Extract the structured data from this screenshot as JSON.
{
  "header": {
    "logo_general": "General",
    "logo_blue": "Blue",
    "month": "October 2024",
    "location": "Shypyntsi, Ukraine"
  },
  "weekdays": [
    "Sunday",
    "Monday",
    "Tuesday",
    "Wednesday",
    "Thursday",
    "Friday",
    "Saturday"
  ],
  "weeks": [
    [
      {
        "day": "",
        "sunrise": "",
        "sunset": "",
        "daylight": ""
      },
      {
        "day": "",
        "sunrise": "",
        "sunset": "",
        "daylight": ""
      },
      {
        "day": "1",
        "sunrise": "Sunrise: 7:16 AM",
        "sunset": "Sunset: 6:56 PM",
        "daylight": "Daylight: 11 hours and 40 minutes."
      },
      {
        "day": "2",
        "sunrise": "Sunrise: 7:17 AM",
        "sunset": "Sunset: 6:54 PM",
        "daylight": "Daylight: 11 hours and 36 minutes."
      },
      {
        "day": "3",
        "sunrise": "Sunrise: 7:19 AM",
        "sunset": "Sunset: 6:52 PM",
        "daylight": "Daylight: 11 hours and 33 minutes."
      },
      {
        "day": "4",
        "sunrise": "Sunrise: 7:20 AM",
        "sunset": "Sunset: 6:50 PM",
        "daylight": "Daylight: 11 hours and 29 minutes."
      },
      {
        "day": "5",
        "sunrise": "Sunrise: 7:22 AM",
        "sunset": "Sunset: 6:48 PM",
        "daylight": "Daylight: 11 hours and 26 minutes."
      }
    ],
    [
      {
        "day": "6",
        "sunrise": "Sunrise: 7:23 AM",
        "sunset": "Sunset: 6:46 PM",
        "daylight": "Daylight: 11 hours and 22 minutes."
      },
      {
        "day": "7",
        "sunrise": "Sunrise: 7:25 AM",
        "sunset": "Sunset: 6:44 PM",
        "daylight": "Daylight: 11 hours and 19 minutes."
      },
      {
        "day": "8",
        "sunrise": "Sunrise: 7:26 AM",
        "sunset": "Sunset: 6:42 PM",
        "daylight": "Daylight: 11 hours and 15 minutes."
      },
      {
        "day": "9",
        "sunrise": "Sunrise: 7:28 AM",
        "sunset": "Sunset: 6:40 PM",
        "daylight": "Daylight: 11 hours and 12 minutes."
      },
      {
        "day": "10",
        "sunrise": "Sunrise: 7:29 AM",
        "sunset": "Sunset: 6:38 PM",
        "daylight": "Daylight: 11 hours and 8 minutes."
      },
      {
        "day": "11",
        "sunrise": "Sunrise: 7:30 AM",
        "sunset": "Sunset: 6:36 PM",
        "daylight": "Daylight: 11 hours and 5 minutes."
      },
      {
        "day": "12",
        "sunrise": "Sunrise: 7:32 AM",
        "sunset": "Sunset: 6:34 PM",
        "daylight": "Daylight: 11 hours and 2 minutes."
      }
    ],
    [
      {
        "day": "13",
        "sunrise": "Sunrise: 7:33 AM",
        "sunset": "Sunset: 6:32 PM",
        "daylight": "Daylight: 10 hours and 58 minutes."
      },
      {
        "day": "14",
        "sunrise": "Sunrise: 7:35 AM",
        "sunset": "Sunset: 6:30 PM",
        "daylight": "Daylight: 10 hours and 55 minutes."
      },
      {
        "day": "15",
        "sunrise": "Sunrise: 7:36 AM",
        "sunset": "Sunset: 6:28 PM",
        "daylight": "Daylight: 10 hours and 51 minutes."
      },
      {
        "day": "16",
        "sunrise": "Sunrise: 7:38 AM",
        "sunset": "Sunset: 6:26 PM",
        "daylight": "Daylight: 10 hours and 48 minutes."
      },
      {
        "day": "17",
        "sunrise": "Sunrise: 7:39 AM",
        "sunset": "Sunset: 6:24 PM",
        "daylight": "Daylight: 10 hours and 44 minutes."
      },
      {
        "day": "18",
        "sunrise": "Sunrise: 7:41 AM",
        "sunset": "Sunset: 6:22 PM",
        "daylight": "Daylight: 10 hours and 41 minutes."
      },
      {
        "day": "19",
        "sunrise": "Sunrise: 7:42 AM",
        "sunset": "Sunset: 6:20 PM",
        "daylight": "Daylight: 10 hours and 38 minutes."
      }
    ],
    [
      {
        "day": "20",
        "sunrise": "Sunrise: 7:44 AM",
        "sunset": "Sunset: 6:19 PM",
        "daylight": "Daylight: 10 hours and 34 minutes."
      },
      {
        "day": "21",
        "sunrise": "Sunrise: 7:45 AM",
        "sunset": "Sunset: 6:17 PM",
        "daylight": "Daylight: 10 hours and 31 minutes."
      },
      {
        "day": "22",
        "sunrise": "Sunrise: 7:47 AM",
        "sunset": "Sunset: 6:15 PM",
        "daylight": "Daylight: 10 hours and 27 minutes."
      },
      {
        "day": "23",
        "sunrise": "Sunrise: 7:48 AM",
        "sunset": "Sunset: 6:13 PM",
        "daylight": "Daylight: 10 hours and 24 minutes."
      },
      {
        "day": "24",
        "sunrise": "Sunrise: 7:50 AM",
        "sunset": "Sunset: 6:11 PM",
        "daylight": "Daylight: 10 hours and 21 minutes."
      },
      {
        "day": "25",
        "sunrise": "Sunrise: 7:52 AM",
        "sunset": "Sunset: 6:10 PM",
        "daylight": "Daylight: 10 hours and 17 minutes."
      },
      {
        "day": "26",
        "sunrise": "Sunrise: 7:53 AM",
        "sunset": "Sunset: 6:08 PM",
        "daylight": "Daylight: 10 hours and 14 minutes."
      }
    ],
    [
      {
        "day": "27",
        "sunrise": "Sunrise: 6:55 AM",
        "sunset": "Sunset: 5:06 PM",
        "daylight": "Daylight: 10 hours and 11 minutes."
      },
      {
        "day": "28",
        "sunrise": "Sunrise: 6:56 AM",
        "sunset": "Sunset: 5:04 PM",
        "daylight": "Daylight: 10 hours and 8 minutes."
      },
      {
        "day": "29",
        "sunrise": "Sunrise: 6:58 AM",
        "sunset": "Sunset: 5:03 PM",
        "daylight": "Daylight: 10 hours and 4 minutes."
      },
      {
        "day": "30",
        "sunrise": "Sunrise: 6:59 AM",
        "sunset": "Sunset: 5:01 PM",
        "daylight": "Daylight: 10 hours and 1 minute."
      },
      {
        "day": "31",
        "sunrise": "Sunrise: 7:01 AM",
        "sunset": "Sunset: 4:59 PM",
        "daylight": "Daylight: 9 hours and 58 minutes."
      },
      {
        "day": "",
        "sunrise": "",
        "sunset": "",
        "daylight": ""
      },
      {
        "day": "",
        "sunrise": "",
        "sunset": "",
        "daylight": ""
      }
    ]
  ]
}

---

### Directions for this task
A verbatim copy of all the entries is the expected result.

### Response
Extract the structured data from this screenshot as JSON.
{
  "header": {
    "logo_general": "General",
    "logo_blue": "Blue",
    "month": "October 2024",
    "location": "Shypyntsi, Ukraine"
  },
  "weekdays": [
    "Sunday",
    "Monday",
    "Tuesday",
    "Wednesday",
    "Thursday",
    "Friday",
    "Saturday"
  ],
  "weeks": [
    [
      {
        "day": "",
        "sunrise": "",
        "sunset": "",
        "daylight": ""
      },
      {
        "day": "",
        "sunrise": "",
        "sunset": "",
        "daylight": ""
      },
      {
        "day": "1",
        "sunrise": "Sunrise: 7:16 AM",
        "sunset": "Sunset: 6:56 PM",
        "daylight": "Daylight: 11 hours and 40 minutes."
      },
      {
        "day": "2",
        "sunrise": "Sunrise: 7:17 AM",
        "sunset": "Sunset: 6:54 PM",
        "daylight": "Daylight: 11 hours and 36 minutes."
      },
      {
        "day": "3",
        "sunrise": "Sunrise: 7:19 AM",
        "sunset": "Sunset: 6:52 PM",
        "daylight": "Daylight: 11 hours and 33 minutes."
      },
      {
        "day": "4",
        "sunrise": "Sunrise: 7:20 AM",
        "sunset": "Sunset: 6:50 PM",
        "daylight": "Daylight: 11 hours and 29 minutes."
      },
      {
        "day": "5",
        "sunrise": "Sunrise: 7:22 AM",
        "sunset": "Sunset: 6:48 PM",
        "daylight": "Daylight: 11 hours and 26 minutes."
      }
    ],
    [
      {
        "day": "6",
        "sunrise": "Sunrise: 7:23 AM",
        "sunset": "Sunset: 6:46 PM",
        "daylight": "Daylight: 11 hours and 22 minutes."
      },
      {
        "day": "7",
        "sunrise": "Sunrise: 7:25 AM",
        "sunset": "Sunset: 6:44 PM",
        "daylight": "Daylight: 11 hours and 19 minutes."
      },
      {
        "day": "8",
        "sunrise": "Sunrise: 7:26 AM",
        "sunset": "Sunset: 6:42 PM",
        "daylight": "Daylight: 11 hours and 15 minutes."
      },
      {
        "day": "9",
        "sunrise": "Sunrise: 7:28 AM",
        "sunset": "Sunset: 6:40 PM",
        "daylight": "Daylight: 11 hours and 12 minutes."
      },
      {
        "day": "10",
        "sunrise": "Sunrise: 7:29 AM",
        "sunset": "Sunset: 6:38 PM",
        "daylight": "Daylight: 11 hours and 8 minutes."
      },
      {
        "day": "11",
        "sunrise": "Sunrise: 7:30 AM",
        "sunset": "Sunset: 6:36 PM",
        "daylight": "Daylight: 11 hours and 5 minutes."
      },
      {
        "day": "12",
        "sunrise": "Sunrise: 7:32 AM",
        "sunset": "Sunset: 6:34 PM",
        "daylight": "Daylight: 11 hours and 2 minutes."
      }
    ],
    [
      {
        "day": "13",
        "sunrise": "Sunrise: 7:33 AM",
        "sunset": "Sunset: 6:32 PM",
        "daylight": "Daylight: 10 hours and 58 minutes."
      },
      {
        "day": "14",
        "sunrise": "Sunrise: 7:35 AM",
        "sunset": "Sunset: 6:30 PM",
        "daylight": "Daylight: 10 hours and 55 minutes."
      },
      {
        "day": "15",
        "sunrise": "Sunrise: 7:36 AM",
        "sunset": "Sunset: 6:28 PM",
        "daylight": "Daylight: 10 hours and 51 minutes."
      },
      {
        "day": "16",
        "sunrise": "Sunrise: 7:38 AM",
        "sunset": "Sunset: 6:26 PM",
        "daylight": "Daylight: 10 hours and 48 minutes."
      },
      {
        "day": "17",
        "sunrise": "Sunrise: 7:39 AM",
        "sunset": "Sunset: 6:24 PM",
        "daylight": "Daylight: 10 hours and 44 minutes."
      },
      {
        "day": "18",
        "sunrise": "Sunrise: 7:41 AM",
        "sunset": "Sunset: 6:22 PM",
        "daylight": "Daylight: 10 hours and 41 minutes."
      },
      {
        "day": "19",
        "sunrise": "Sunrise: 7:42 AM",
        "sunset": "Sunset: 6:20 PM",
        "daylight": "Daylight: 10 hours and 38 minutes."
      }
    ],
    [
      {
        "day": "20",
        "sunrise": "Sunrise: 7:44 AM",
        "sunset": "Sunset: 6:19 PM",
        "daylight": "Daylight: 10 hours and 34 minutes."
      },
      {
        "day": "21",
        "sunrise": "Sunrise: 7:45 AM",
        "sunset": "Sunset: 6:17 PM",
        "daylight": "Daylight: 10 hours and 31 minutes."
      },
      {
        "day": "22",
        "sunrise": "Sunrise: 7:47 AM",
        "sunset": "Sunset: 6:15 PM",
        "daylight": "Daylight: 10 hours and 27 minutes."
      },
      {
        "day": "23",
        "sunrise": "Sunrise: 7:48 AM",
        "sunset": "Sunset: 6:13 PM",
        "daylight": "Daylight: 10 hours and 24 minutes."
      },
      {
        "day": "24",
        "sunrise": "Sunrise: 7:50 AM",
        "sunset": "Sunset: 6:11 PM",
        "daylight": "Daylight: 10 hours and 21 minutes."
      },
      {
        "day": "25",
        "sunrise": "Sunrise: 7:52 AM",
        "sunset": "Sunset: 6:10 PM",
        "daylight": "Daylight: 10 hours and 17 minutes."
      },
      {
        "day": "26",
        "sunrise": "Sunrise: 7:53 AM",
        "sunset": "Sunset: 6:08 PM",
        "daylight": "Daylight: 10 hours and 14 minutes."
      }
    ],
    [
      {
        "day": "27",
        "sunrise": "Sunrise: 6:55 AM",
        "sunset": "Sunset: 5:06 PM",
        "daylight": "Daylight: 10 hours and 11 minutes."
      },
      {
        "day": "28",
        "sunrise": "Sunrise: 6:56 AM",
        "sunset": "Sunset: 5:04 PM",
        "daylight": "Daylight: 10 hours and 8 minutes."
      },
      {
        "day": "29",
        "sunrise": "Sunrise: 6:58 AM",
        "sunset": "Sunset: 5:03 PM",
        "daylight": "Daylight: 10 hours and 4 minutes."
      },
      {
        "day": "30",
        "sunrise": "Sunrise: 6:59 AM",
        "sunset": "Sunset: 5:01 PM",
        "daylight": "Daylight: 10 hours and 1 minute."
      },
      {
        "day": "31",
        "sunrise": "Sunrise: 7:01 AM",
        "sunset": "Sunset: 4:59 PM",
        "daylight": "Daylight: 9 hours and 58 minutes."
      },
      {
        "day": "",
        "sunrise": "",
        "sunset": "",
        "daylight": ""
      },
      {
        "day": "",
        "sunrise": "",
        "sunset": "",
        "daylight": ""
      }
    ]
  ]
}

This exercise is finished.